Published on Apr 27, 2015
This video is about the Black Native American mound builders.
From Wikipedia, the free encyclopedia
The varying cultures collectively called Mound Builders were inhabitants of North America who, during a 5,000-year period, constructed various styles of earthen mounds for religious and ceremonial, burial, and elite residential purposes. These included the Pre-Columbian cultures of the Archaic period; Woodland period (Adena and Hopewell cultures); and Mississippian period; dating from roughly 3500 BCE (the construction of Watson Brake) to the 16th century CE, and living in regions of the Great Lakes, the Ohio River Valley, and the Mississippi River valley and its tributary waters.
Since the 19th century, the prevailing scholarly consensus has been that the mounds were constructed by indigenous peoples of the Americas. Sixteenth-century Spanish explorers made contact with natives living in a number of later Mississippian cities, described their cultures, and left artifacts. By the time of United States westward expansion two hundred years later, Native Americans were generally not knowledgeable about the civilizations that produced the mounds. Research and study of these cultures and peoples has been based mostly on archaeology and anthropology.
Name and culture
At one time, the term “mound builder” was applied to the people believed to have constructed these earthworks. In the 16th through 19th centuries, Europeans and Americans generally thought that a people other than one related to the historic Native Americans had built the mounds.
The namesake cultural trait of the Mound Builders was the building of mounds and other earthworks.
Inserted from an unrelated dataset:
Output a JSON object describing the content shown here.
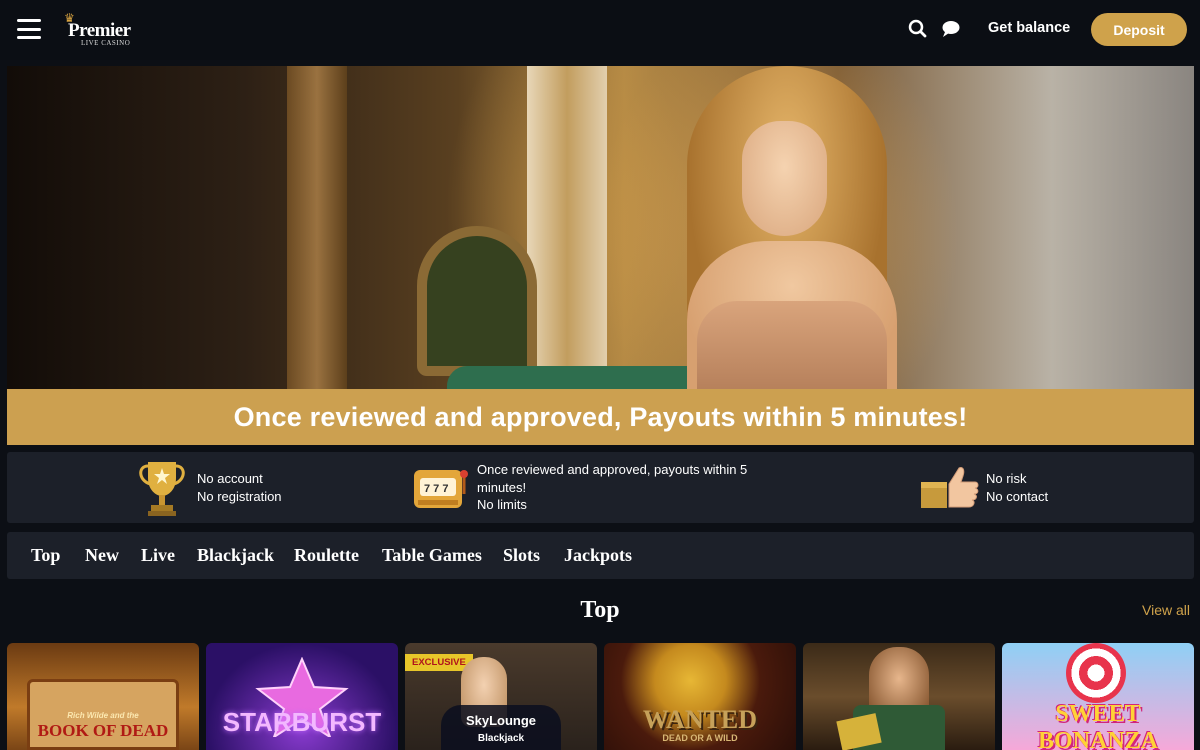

These burial and ceremonial structures were typically flat-topped pyramids or platform mounds, flat-topped or rounded cones, elongated ridges, and sometimes a variety of other forms.
They were generally built as part of complex villages that arose from more dense populations, with a specialization of skills and knowledge. The early earthworks built in Louisiana c. 3500 BCE are the only ones known to be built by a hunter-gatherer culture.
The best-known flat-topped pyramidal structure, which at over 100 feet (30 m) tall is the largest pre-Columbian earthwork north of Mexico, is Monks Mound at Cahokia Indian Mounds in present-day Collinsville, Illinois. At its peak about 1150 CE, Cahokia was an urban settlement with 20,000-30,000 people; this population was not exceeded by North American European settlements until after 1800.
Some effigy mounds were constructed in the shapes or outlines of culturally significant animals. The most famous effigy mound, Serpent Mound in southern Ohio, ranges from 1 to just over 3 feet tall (30–100 cm)., 20 feet (6 m) wide, over 1,330 feet (405 m) long, and shaped as an undulating serpent.
Many different tribal groups and chiefdoms, involving an array of beliefs and unique cultures over thousands of years, built mounds as expressions of their cultures. The general term, “mound builder,” covered their shared architectural practice of earthwork mound construction. This practice, believed to be associated with a cosmology that had a cross-cultural appeal, may indicate common cultural antecedents.
The first mound building was an early marker of political and social complexity among the cultures in the Eastern United States. Watson Brake in Louisiana, constructed about 3500 BCE during the Middle Archaic period, is the oldest dated mound complex in North America. It is one of eleven mound complexes from this period found in the Lower Mississippi Valley.
We can conclude that these mound builders were very organized people. Hundreds or even thousands of workers had to dig up tons of earth with the hand tools available. Then the dirt had to be moved very long distances, and finally workers had to create the shape the builder had planned.
The most complete reference for these earthworks is Ancient Monuments of the Mississippi Valley, written by Ephraim G. Squier and Edwin H. Davis. It was published in 1848 by the Smithsonian. Since many of the features which the authors documented have since been destroyed or diminished by farming and development, their surveys, sketches, and descriptions are still used by modern archaeologists. All of the sites which they identified as located in Kentucky came from the manuscripts of C. S. Rafinesque.
A smaller regional study in 1931 by author and archaeologist Fred Dustin charted and examined the mounds and Ogemaw Earthworks near Saginaw, Michigan. Archaeological survey and recording of mounds is an ongoing scholarly task.